Statistical analyses Questionnaire data The preoperative questionnaire will have in all 24 items concerning risk assessment and team resources. The post-operative questionnaire contains 16 items. It will describe the risk, skills and teamwork as perceived by each team member as it unfolded during the procedure. For each item, percentage of answers 'I don't know' will be calculated. For the remaining answers of each specific item, Cronbach's α will be calculated thereby representing the agreement within the team. These two numbers (percentage however revised to a number between 0-1) will be multiplied, thereby giving a number between 0-1. This will be done for all items. For each questionnaire, all item scores can be added to give a total score, between 0-24 or 0-16. For the pre-operative questionnaire, 24 will represent total agreement within the team before the operation, indicating complete overlap in the team's SMM of team resources and risk assessment. For the post-operative questionnaire, 16 will represent total agreement within the team after the operation, indicating complete overlap in the team's view on team resources, teamwork and risk assessment.

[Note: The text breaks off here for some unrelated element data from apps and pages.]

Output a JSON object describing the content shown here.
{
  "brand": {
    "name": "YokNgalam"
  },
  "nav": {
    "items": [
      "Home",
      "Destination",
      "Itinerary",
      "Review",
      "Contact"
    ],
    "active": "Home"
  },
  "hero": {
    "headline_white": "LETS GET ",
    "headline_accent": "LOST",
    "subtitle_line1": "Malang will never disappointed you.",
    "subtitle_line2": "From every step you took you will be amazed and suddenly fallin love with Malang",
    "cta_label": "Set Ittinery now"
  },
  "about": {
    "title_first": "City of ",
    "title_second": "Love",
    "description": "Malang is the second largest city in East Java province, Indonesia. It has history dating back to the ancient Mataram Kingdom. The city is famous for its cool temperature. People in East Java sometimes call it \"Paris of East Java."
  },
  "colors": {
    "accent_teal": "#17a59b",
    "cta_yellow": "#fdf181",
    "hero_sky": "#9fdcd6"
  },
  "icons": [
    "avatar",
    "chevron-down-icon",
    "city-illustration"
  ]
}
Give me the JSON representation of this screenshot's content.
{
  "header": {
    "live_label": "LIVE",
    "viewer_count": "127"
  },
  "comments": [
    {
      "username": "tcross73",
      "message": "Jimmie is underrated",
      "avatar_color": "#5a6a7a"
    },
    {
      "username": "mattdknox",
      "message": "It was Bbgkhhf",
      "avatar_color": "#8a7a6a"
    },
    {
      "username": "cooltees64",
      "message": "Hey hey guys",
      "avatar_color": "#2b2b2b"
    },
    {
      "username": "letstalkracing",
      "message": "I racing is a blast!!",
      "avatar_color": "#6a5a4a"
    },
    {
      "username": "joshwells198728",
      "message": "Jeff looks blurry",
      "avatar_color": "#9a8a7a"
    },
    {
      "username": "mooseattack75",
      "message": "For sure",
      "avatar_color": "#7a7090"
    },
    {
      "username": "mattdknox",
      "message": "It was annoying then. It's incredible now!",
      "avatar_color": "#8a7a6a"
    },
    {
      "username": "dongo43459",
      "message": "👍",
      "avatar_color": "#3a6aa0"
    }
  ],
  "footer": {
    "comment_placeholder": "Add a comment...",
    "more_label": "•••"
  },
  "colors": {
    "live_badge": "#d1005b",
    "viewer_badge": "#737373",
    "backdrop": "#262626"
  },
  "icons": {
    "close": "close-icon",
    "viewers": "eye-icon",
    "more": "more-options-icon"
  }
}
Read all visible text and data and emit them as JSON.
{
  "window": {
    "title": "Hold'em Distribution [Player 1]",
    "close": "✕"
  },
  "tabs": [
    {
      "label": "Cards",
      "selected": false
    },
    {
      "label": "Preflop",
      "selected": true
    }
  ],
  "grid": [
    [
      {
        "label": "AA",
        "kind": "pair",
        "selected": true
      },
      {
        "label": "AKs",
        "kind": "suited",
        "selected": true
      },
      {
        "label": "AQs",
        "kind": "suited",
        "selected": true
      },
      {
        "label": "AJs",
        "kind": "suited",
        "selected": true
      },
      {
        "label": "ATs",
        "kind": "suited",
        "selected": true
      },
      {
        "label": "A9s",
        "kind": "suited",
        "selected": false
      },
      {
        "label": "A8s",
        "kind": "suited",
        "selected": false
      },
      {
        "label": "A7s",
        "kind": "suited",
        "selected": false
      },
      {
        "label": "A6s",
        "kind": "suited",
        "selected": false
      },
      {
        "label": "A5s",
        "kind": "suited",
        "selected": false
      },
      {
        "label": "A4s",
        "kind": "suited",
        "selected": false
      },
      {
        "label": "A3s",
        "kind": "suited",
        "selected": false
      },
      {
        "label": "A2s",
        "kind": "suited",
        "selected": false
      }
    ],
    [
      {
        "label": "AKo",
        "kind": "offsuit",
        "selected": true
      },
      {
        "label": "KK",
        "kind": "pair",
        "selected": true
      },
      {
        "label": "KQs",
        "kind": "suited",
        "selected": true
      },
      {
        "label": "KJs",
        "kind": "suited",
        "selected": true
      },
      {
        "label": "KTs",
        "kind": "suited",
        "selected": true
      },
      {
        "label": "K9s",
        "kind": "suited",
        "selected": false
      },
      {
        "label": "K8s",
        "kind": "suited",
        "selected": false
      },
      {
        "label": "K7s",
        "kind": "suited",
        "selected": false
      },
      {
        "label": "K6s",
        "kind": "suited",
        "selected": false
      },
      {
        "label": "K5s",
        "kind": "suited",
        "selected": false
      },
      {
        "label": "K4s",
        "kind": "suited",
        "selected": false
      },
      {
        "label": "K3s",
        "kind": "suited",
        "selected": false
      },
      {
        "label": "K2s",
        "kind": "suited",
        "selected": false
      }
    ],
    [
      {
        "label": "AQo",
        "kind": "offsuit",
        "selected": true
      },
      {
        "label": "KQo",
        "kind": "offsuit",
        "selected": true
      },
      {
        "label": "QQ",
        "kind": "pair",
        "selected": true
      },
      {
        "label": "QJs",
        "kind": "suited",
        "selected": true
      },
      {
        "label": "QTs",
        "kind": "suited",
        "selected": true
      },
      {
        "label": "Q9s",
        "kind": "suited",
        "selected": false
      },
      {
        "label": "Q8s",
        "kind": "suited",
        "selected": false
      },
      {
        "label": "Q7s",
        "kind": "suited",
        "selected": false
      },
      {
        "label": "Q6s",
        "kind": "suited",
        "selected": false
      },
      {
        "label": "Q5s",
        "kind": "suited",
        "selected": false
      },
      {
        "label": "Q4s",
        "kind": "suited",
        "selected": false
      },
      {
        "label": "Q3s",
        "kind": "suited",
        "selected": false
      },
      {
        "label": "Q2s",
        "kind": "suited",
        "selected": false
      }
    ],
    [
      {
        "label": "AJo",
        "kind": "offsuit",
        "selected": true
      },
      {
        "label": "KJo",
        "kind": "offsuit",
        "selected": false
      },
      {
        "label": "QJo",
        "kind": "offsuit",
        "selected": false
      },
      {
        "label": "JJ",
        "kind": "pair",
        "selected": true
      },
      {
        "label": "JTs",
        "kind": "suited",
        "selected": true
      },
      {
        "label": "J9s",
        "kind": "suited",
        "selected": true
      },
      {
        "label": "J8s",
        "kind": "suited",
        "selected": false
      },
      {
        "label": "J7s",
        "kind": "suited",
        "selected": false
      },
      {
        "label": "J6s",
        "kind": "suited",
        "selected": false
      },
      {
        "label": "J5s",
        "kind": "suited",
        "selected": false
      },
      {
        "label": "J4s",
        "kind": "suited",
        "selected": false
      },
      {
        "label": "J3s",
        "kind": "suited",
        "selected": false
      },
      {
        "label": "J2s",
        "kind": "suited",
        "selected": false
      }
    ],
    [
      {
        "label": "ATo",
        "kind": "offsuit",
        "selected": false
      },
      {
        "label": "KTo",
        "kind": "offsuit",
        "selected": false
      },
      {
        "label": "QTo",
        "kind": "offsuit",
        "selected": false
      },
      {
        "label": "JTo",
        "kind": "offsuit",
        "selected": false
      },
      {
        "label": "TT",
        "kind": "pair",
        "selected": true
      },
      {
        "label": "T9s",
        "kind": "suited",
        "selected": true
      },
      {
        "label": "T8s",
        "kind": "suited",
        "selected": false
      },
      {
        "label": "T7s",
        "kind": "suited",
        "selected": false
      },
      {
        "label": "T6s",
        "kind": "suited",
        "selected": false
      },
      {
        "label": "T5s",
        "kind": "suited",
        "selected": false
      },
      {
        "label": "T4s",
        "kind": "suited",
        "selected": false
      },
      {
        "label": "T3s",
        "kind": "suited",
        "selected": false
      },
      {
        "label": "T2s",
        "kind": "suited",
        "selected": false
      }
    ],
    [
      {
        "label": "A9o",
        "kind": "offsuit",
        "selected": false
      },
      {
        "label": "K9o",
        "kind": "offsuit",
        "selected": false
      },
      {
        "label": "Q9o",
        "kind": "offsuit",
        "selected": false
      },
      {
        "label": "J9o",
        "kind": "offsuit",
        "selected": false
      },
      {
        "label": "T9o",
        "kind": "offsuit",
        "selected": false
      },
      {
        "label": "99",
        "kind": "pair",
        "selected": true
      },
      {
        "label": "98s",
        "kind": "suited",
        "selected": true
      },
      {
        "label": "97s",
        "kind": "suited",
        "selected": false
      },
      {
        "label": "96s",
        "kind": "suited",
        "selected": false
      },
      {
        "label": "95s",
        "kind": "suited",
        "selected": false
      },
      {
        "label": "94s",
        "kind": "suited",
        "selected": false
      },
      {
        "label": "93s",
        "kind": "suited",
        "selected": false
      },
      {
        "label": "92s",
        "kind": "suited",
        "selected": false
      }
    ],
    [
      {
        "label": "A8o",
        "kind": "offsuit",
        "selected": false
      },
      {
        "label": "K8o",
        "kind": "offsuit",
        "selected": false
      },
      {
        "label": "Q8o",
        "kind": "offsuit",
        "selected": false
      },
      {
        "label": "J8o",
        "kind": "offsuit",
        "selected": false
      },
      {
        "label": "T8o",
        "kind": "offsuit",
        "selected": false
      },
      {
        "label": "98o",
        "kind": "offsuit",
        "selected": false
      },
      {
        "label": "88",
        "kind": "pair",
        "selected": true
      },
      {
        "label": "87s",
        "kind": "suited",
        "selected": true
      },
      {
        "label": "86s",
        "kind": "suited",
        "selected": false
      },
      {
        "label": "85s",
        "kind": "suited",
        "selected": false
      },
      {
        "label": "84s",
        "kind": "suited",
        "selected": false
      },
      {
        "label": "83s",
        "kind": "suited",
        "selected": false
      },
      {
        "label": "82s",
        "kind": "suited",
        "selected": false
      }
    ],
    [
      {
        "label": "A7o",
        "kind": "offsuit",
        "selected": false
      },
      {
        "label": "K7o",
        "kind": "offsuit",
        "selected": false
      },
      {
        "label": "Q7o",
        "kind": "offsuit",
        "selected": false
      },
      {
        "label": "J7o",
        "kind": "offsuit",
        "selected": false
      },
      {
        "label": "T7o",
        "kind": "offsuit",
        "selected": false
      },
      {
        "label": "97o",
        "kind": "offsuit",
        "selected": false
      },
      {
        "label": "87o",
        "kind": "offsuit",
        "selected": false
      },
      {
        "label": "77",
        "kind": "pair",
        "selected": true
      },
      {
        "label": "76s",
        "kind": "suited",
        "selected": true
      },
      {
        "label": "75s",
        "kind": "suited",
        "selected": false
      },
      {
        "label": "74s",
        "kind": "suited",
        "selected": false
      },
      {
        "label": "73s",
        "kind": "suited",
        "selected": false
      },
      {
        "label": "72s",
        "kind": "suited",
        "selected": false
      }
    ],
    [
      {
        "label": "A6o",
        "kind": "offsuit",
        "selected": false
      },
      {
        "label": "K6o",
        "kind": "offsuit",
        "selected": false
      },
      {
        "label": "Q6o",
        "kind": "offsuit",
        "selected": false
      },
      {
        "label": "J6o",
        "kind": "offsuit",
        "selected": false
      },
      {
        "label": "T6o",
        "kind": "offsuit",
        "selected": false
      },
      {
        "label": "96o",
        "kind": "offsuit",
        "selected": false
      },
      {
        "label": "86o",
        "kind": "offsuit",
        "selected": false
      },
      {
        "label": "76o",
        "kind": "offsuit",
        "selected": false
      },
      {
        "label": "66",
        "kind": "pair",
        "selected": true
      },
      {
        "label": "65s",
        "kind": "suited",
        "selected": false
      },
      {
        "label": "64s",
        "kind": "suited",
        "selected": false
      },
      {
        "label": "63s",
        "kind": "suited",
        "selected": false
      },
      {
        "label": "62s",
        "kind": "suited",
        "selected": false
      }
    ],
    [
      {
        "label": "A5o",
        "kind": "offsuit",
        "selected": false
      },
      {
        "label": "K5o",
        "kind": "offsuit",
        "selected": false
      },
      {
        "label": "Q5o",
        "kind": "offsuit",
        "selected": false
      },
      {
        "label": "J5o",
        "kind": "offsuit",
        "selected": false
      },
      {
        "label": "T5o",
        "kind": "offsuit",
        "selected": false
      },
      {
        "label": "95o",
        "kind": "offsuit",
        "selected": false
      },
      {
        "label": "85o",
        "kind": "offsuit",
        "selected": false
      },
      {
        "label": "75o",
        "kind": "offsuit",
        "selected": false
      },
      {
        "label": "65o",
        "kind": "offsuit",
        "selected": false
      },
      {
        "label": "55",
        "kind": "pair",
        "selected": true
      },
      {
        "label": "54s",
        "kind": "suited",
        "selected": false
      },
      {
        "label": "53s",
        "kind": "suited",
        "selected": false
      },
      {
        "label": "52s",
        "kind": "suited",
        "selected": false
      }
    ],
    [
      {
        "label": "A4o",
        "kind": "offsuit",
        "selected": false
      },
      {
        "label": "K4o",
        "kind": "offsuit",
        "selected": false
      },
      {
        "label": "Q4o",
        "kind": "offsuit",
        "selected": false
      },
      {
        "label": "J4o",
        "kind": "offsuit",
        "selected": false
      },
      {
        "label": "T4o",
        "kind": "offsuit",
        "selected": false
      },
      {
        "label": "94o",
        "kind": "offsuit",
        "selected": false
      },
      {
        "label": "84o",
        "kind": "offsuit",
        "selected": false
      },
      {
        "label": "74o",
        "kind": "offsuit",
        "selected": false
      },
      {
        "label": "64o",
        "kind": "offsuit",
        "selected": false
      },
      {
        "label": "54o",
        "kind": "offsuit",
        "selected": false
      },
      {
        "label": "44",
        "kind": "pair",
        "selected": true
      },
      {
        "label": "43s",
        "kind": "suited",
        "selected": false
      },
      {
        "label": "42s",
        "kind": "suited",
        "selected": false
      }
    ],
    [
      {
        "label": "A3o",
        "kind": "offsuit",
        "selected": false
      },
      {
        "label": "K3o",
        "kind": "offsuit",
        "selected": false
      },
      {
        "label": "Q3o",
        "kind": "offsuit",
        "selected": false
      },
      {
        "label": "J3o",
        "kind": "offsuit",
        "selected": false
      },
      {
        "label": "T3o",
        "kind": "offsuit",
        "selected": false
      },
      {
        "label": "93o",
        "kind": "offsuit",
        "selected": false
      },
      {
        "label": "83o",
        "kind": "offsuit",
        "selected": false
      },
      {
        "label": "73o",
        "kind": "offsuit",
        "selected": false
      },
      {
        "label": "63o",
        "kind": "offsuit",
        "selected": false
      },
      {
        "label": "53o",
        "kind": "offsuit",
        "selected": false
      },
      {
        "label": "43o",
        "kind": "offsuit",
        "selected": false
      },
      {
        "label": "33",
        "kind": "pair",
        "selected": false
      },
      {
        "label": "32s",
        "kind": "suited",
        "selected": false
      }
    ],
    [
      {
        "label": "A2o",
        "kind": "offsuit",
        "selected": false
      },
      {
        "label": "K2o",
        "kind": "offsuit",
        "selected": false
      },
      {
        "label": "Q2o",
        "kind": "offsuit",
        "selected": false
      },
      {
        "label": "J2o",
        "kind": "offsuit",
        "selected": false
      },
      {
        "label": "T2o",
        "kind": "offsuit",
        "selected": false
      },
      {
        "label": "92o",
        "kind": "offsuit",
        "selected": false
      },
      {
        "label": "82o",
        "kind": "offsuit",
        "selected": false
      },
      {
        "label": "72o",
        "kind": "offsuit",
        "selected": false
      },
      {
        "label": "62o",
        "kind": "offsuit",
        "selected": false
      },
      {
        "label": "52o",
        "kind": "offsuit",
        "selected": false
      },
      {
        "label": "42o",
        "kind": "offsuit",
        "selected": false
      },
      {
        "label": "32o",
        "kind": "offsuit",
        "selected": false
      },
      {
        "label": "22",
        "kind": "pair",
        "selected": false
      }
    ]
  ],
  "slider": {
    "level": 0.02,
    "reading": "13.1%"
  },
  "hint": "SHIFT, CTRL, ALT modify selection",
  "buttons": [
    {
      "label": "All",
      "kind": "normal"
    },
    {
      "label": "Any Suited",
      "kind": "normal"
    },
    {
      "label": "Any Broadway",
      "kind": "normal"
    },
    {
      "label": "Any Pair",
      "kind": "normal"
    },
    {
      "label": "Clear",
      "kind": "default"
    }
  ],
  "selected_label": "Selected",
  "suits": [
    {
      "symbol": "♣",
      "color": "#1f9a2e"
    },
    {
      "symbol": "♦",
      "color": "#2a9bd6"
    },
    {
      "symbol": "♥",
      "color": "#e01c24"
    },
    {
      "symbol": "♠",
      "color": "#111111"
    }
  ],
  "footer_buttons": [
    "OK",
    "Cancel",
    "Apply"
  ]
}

The post-operative questionnaire will conclude with an open-ended question concerning challenges faced during the procedure by all the different team members. From these it will be possible to categorize each of these answers as either correct (given a score of 1) or wrong (including 'I don't know'; given a score of 0) when compared to the answer given by the person in question. An example of this could be if the scrub nurse answers that the surgeon did not have any challenges, and the surgeon himself answers that he did have challenges dissecting the lymph nodes, the scrub nurse will get a score of zero.
In all, this will result in the calculations of three scores for SMMs regarding team resources, risk assessment and awareness of challenges within the team.
Correlation calculations The items concerning team members' perceived technical skills, teamwork skills, and risk assessment ('global' and 'global in view of the current team') will be collected both before and after the procedure. This will enable analysis of how well each team member predict these items before the operation as compared to the assessment after. This will be done by calculating Pearson's correlation coefficient r for each team member and for the team.
The scores representing the total SMM in the team pre- and post-operatively can be correlated to the surgeon's technical skills (the VATSAT score), procedural specific times, bleeding and patient characteristics. Pearson's correlation coefficient r will be used if the data are normally distributed or Spearman's correlation coefficient (rho) if the data are non-parametrically distributed. Statistical analyses will be performed using IBM SPSS statistics 22; SPSS Inc., Chicago, IL, USA.
Order of authors Kirsten Gjeraa, Peter Dieckmann, Anna Sofie Mundt, Lene Spanager, René Horsleben Petersen, Henrik Jessen Hansen, Doris Østergaard, Lars Konge. ;
|Source||Copenhagen Academy for Medical Education and Simulation|
|Start date||December 2016|
|Completion date||June 2018|
|Not yet recruiting||
|Not yet recruiting||
|Active, not recruiting||
|Not yet recruiting||
|Active, not recruiting||
|Active, not recruiting||